EXERCISE GOAL: Every entry must appear in the answer exactly as written.

[[ RECORDS SUPPLIED open ]]

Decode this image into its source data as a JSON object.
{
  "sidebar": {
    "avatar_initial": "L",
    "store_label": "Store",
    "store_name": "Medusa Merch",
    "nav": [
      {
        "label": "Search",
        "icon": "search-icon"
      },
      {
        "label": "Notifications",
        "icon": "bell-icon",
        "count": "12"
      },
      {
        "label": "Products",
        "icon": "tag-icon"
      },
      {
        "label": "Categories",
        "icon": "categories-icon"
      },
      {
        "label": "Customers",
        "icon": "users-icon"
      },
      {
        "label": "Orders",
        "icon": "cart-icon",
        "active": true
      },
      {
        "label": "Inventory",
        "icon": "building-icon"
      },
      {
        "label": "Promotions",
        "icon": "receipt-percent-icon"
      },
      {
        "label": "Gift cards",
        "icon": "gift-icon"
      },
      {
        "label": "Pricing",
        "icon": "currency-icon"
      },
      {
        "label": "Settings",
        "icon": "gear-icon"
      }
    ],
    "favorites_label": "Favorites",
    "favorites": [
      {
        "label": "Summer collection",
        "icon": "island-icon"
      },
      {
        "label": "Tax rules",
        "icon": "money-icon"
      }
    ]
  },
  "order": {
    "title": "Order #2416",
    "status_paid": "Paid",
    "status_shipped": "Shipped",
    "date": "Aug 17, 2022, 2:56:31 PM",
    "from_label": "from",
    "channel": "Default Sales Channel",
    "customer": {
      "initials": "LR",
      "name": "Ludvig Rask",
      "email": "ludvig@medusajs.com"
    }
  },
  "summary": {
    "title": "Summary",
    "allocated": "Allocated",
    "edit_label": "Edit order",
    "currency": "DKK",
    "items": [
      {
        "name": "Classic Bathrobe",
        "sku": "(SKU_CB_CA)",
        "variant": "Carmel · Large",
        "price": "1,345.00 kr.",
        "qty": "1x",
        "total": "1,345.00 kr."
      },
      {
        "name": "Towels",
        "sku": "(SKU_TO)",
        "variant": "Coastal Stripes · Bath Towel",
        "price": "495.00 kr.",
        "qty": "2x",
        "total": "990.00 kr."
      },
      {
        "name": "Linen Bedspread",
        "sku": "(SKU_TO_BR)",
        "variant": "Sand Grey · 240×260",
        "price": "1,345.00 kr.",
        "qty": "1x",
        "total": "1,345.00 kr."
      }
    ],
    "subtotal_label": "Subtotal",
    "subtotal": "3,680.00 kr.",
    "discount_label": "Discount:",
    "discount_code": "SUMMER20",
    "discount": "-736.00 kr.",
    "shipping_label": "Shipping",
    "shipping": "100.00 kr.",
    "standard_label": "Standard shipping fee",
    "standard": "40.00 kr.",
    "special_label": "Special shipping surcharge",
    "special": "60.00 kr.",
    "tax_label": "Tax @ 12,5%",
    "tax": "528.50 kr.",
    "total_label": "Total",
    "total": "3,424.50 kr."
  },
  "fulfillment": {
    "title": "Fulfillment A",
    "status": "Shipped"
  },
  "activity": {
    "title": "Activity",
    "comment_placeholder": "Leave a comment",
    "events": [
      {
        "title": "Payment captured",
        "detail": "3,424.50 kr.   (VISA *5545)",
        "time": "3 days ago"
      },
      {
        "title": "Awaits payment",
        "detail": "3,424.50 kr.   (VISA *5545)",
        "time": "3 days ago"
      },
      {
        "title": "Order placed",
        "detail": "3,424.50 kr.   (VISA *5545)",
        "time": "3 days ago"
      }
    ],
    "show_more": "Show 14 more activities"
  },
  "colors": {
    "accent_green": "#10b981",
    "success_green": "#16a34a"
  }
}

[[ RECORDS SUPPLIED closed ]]

SOLUTION FOR THIS TASK:
Decode this image into its source data as a JSON object.
{
  "sidebar": {
    "avatar_initial": "L",
    "store_label": "Store",
    "store_name": "Medusa Merch",
    "nav": [
      {
        "label": "Search",
        "icon": "search-icon"
      },
      {
        "label": "Notifications",
        "icon": "bell-icon",
        "count": "12"
      },
      {
        "label": "Products",
        "icon": "tag-icon"
      },
      {
        "label": "Categories",
        "icon": "categories-icon"
      },
      {
        "label": "Customers",
        "icon": "users-icon"
      },
      {
        "label": "Orders",
        "icon": "cart-icon",
        "active": true
      },
      {
        "label": "Inventory",
        "icon": "building-icon"
      },
      {
        "label": "Promotions",
        "icon": "receipt-percent-icon"
      },
      {
        "label": "Gift cards",
        "icon": "gift-icon"
      },
      {
        "label": "Pricing",
        "icon": "currency-icon"
      },
      {
        "label": "Settings",
        "icon": "gear-icon"
      }
    ],
    "favorites_label": "Favorites",
    "favorites": [
      {
        "label": "Summer collection",
        "icon": "island-icon"
      },
      {
        "label": "Tax rules",
        "icon": "money-icon"
      }
    ]
  },
  "order": {
    "title": "Order #2416",
    "status_paid": "Paid",
    "status_shipped": "Shipped",
    "date": "Aug 17, 2022, 2:56:31 PM",
    "from_label": "from",
    "channel": "Default Sales Channel",
    "customer": {
      "initials": "LR",
      "name": "Ludvig Rask",
      "email": "ludvig@medusajs.com"
    }
  },
  "summary": {
    "title": "Summary",
    "allocated": "Allocated",
    "edit_label": "Edit order",
    "currency": "DKK",
    "items": [
      {
        "name": "Classic Bathrobe",
        "sku": "(SKU_CB_CA)",
        "variant": "Carmel · Large",
        "price": "1,345.00 kr.",
        "qty": "1x",
        "total": "1,345.00 kr."
      },
      {
        "name": "Towels",
        "sku": "(SKU_TO)",
        "variant": "Coastal Stripes · Bath Towel",
        "price": "495.00 kr.",
        "qty": "2x",
        "total": "990.00 kr."
      },
      {
        "name": "Linen Bedspread",
        "sku": "(SKU_TO_BR)",
        "variant": "Sand Grey · 240×260",
        "price": "1,345.00 kr.",
        "qty": "1x",
        "total": "1,345.00 kr."
      }
    ],
    "subtotal_label": "Subtotal",
    "subtotal": "3,680.00 kr.",
    "discount_label": "Discount:",
    "discount_code": "SUMMER20",
    "discount": "-736.00 kr.",
    "shipping_label": "Shipping",
    "shipping": "100.00 kr.",
    "standard_label": "Standard shipping fee",
    "standard": "40.00 kr.",
    "special_label": "Special shipping surcharge",
    "special": "60.00 kr.",
    "tax_label": "Tax @ 12,5%",
    "tax": "528.50 kr.",
    "total_label": "Total",
    "total": "3,424.50 kr."
  },
  "fulfillment": {
    "title": "Fulfillment A",
    "status": "Shipped"
  },
  "activity": {
    "title": "Activity",
    "comment_placeholder": "Leave a comment",
    "events": [
      {
        "title": "Payment captured",
        "detail": "3,424.50 kr.   (VISA *5545)",
        "time": "3 days ago"
      },
      {
        "title": "Awaits payment",
        "detail": "3,424.50 kr.   (VISA *5545)",
        "time": "3 days ago"
      },
      {
        "title": "Order placed",
        "detail": "3,424.50 kr.   (VISA *5545)",
        "time": "3 days ago"
      }
    ],
    "show_more": "Show 14 more activities"
  },
  "colors": {
    "accent_green": "#10b981",
    "success_green": "#16a34a"
  }
}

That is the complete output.